St Dominic's Church , Parsons, was organized in 1883 and a church and parsonage built by Rev Patrick Roche. He was succeeded by Rev Thomas Keenan.

St Francis Church , Nanticoke, 6 was organized in 1876 by Rev Dennis O'Haran and their building erected in 1879, when Rev A C Mattingly was in charge. He was followed in 1882 by Rev John C McDermott. Present pastor is Rev Felix McGuckin. The latter built the new church at Morgantown in 1889. At the same time he built the Polish church at Morgantown.

St Ignatius Church , Kingston -- The building was erected in 1886, under charge of Rev John Bergan. The parsonage was built in 1891. Present pastor is Rev john O'Malley.

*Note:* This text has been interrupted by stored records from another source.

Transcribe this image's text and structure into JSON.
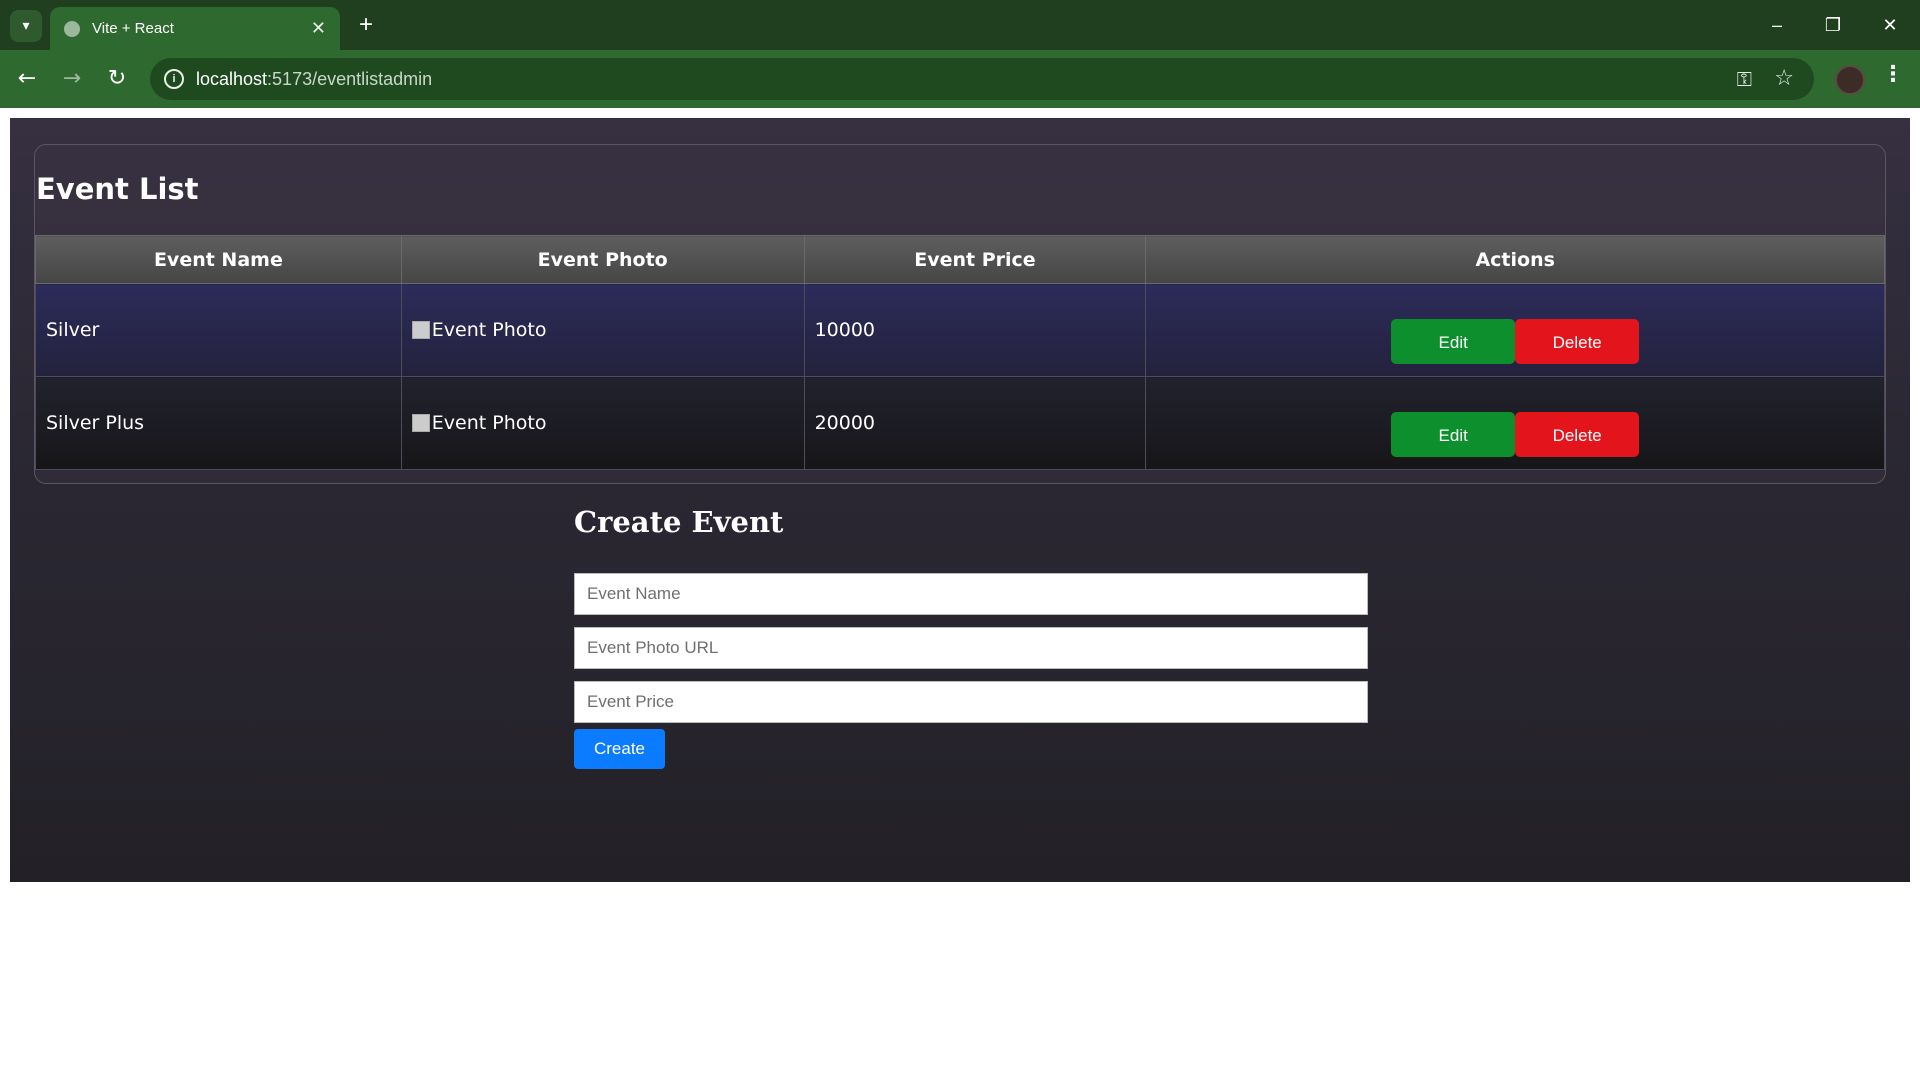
{
  "browser": {
    "tab_title": "Vite + React",
    "tab_close": "✕",
    "new_tab": "+",
    "url_host": "localhost",
    "url_rest": ":5173/eventlistadmin",
    "window_controls": {
      "minimize": "–",
      "restore": "❐",
      "close": "✕"
    }
  },
  "page": {
    "list_title": "Event List",
    "table": {
      "headers": [
        "Event Name",
        "Event Photo",
        "Event Price",
        "Actions"
      ],
      "rows": [
        {
          "name": "Silver",
          "photo_alt": "Event Photo",
          "price": "10000",
          "edit": "Edit",
          "delete": "Delete"
        },
        {
          "name": "Silver Plus",
          "photo_alt": "Event Photo",
          "price": "20000",
          "edit": "Edit",
          "delete": "Delete"
        }
      ]
    },
    "create": {
      "title": "Create Event",
      "name_placeholder": "Event Name",
      "photo_placeholder": "Event Photo URL",
      "price_placeholder": "Event Price",
      "button": "Create"
    }
  },
  "colors": {
    "chrome_dark": "#1f3f1f",
    "chrome_green": "#2e6a30",
    "edit_button": "#0d8f2e",
    "delete_button": "#e4141c",
    "create_button": "#0b7bff"
  }
}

Greek Catholic Church , also at Kingston.

Polish Church , Mill Creek -- First pastor was Rev Valentine Swynorski; a fine church building and parsonage.

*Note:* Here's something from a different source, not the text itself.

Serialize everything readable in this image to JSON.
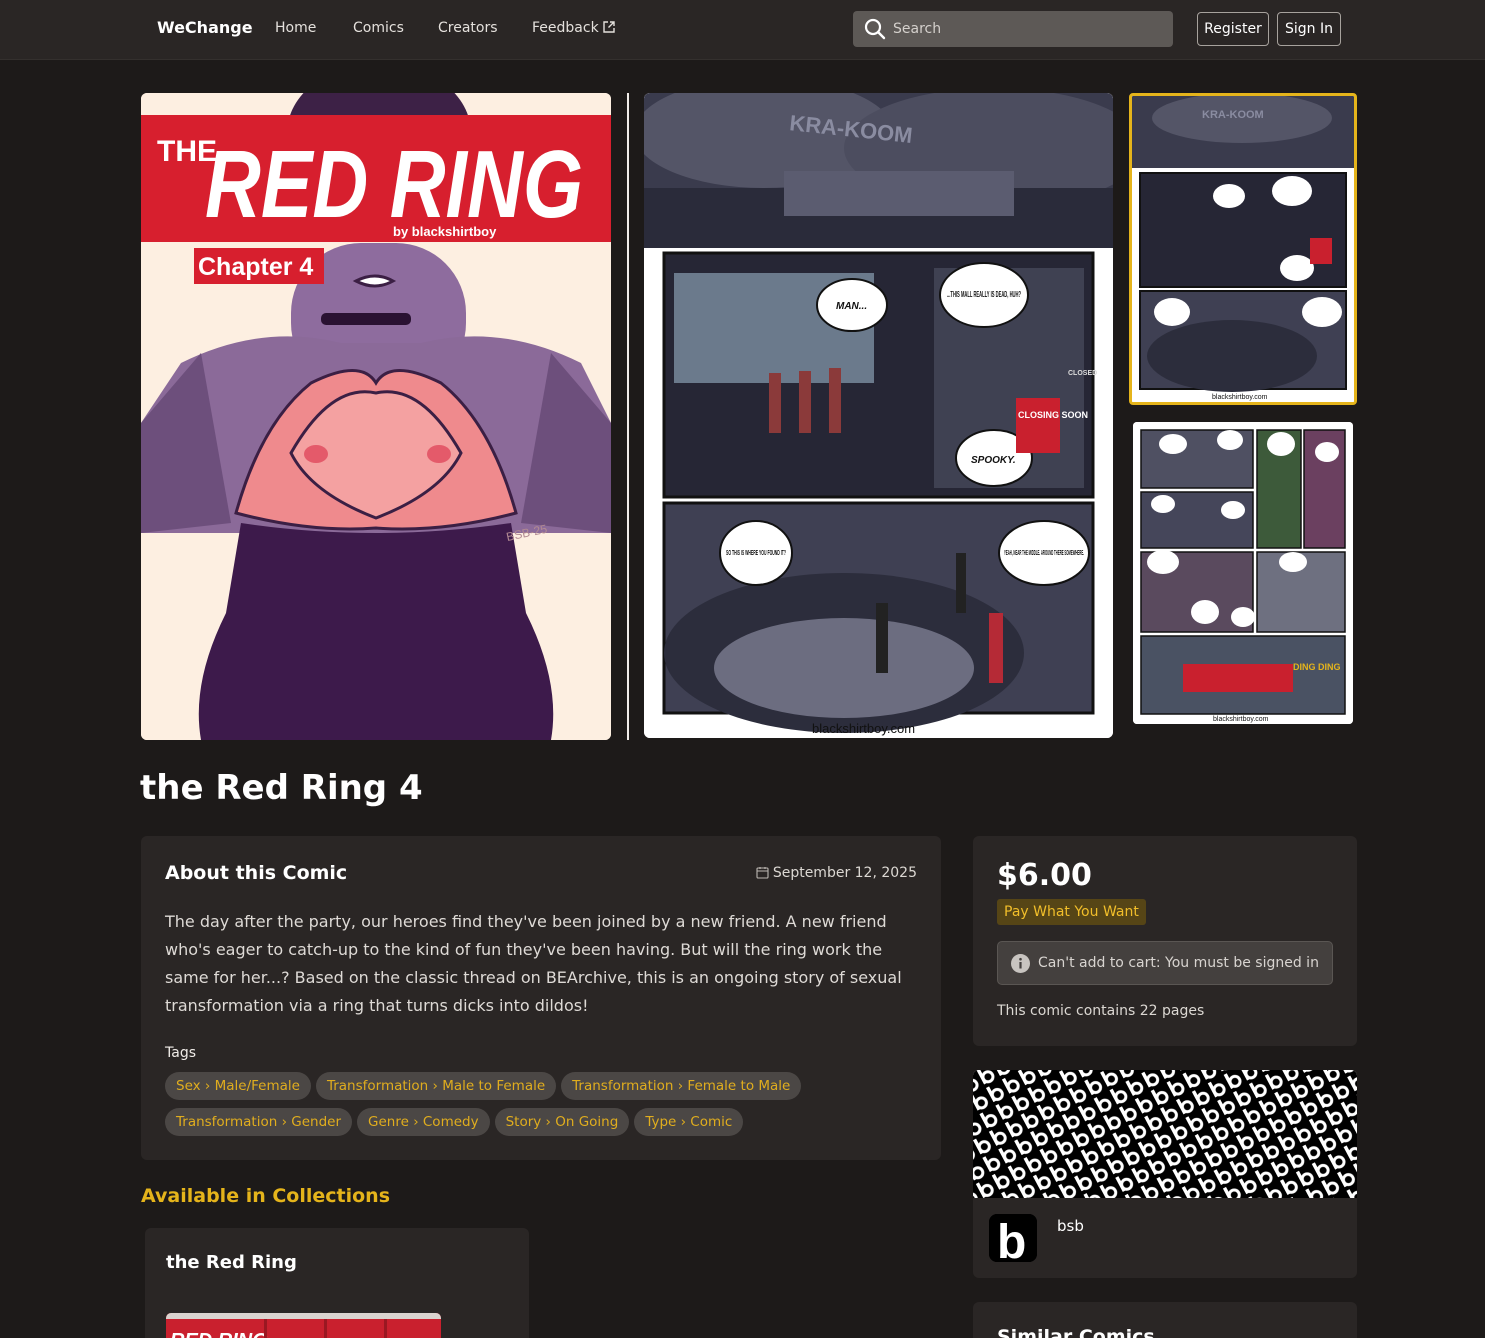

Immaculate Conception , Eckley -- Pastor, Rev Thomas Brehony. He attends from there several out missions.

Catholic Church , Parsons -- Church building and parsonage built by Rev Patrick Roche; the church in 1884, parsonage in 1886. Present pastor is Rev Thomas Keirnan.

St Ann's Church , Drifton -- Pastor, Rev Michael J Fallihee; assistant McNally.

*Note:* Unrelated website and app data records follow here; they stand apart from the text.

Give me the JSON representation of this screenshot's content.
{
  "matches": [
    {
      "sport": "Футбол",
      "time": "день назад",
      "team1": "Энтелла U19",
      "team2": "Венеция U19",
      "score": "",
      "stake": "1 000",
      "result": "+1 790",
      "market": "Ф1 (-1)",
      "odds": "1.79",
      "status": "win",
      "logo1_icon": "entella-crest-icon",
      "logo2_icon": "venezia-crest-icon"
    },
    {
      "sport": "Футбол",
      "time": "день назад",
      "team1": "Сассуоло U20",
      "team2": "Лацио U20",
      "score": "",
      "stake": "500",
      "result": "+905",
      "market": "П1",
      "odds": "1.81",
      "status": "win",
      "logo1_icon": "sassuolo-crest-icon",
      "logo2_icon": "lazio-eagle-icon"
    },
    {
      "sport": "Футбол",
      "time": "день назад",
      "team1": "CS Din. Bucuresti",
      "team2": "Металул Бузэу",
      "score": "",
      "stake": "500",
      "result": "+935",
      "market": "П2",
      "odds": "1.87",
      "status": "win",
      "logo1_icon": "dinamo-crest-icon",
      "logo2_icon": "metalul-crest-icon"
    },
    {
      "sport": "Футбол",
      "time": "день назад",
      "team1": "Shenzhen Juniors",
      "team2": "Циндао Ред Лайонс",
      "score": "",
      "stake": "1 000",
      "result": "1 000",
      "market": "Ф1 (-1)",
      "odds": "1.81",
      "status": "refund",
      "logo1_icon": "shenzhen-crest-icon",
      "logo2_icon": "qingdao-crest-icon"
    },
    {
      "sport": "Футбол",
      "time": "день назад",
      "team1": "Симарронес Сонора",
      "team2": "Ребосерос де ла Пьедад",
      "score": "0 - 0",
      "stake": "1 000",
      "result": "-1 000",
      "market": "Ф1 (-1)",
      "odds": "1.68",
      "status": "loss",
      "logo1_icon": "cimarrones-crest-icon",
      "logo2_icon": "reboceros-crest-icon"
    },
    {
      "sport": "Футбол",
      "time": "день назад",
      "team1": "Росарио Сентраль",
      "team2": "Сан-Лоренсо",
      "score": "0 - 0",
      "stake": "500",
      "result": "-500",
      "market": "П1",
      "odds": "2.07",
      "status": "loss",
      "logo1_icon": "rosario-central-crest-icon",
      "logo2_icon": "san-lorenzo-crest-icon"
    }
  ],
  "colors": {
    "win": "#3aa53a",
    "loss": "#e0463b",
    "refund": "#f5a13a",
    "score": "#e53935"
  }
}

St Casimir's Church , Freeland -- Their first stationed pastor was Rev Jodyzus; second, Rev Joseph Maszotos.

Greek Church , Freeland -- Pastor, Rev Cyril Gulovics.

St Francis' Church , Nanticoke, 6 was cut off from Wilkes-Barre. First pastor, Rev Charles Mattingly, who died in Philadelphia and was succeeded by Rev John McDermott, and he was succeeded by Rev Felix McGuckin. The brick church was built by Rev O'Haran; residence by Rev Mattingly, and the new convent by Rev McGuffin. (sic)

St Mary's Church , Avoca 5 -- Pastor, Rev Michael F Crane; assistant pastor, Joseph McCabe; church membership, 1,800; organist, Mary Whalen.



  1. Bradsby, H C, History of Luzerne County, Pennsylvania, with biographical selections , Chicago: S B Nelson, 1893, pp447-50. Extractions of the Biographical Selections can be found on the Luzerne genweb site, sites.rootsweb.com/~paluzern/bios
  2. Soon to become the coadjutor and then the second bishop of the diocese.
  3. Gallagher, Rev John P; A Century of History: The Diocese of Scranton 1868-1968 , Scranton: The Diocese of Scranton, 1968, pp30-31. Msgr Gallagher states that the Standing Stone in question was located in Huntingdon, not Bradford, county.
  4. Ibid , pp29-30. Neill's Catholicism is doubted by Msgr Gallagher, as during that time frame a practicing Catholic would not not have been a Mason, high or otherwise. Both italics and [sic] are Bradsby's.
  5. As a Luzerne historian Bradsby would have been aware that Pleasant Valley and Avoca were one and the same, so presumably the duplication was an oversight.
  6. Again, St Francis listed twice, most likely as an oversight.
Modified Sunday, 15-Aug-2004 22:03:11 MDT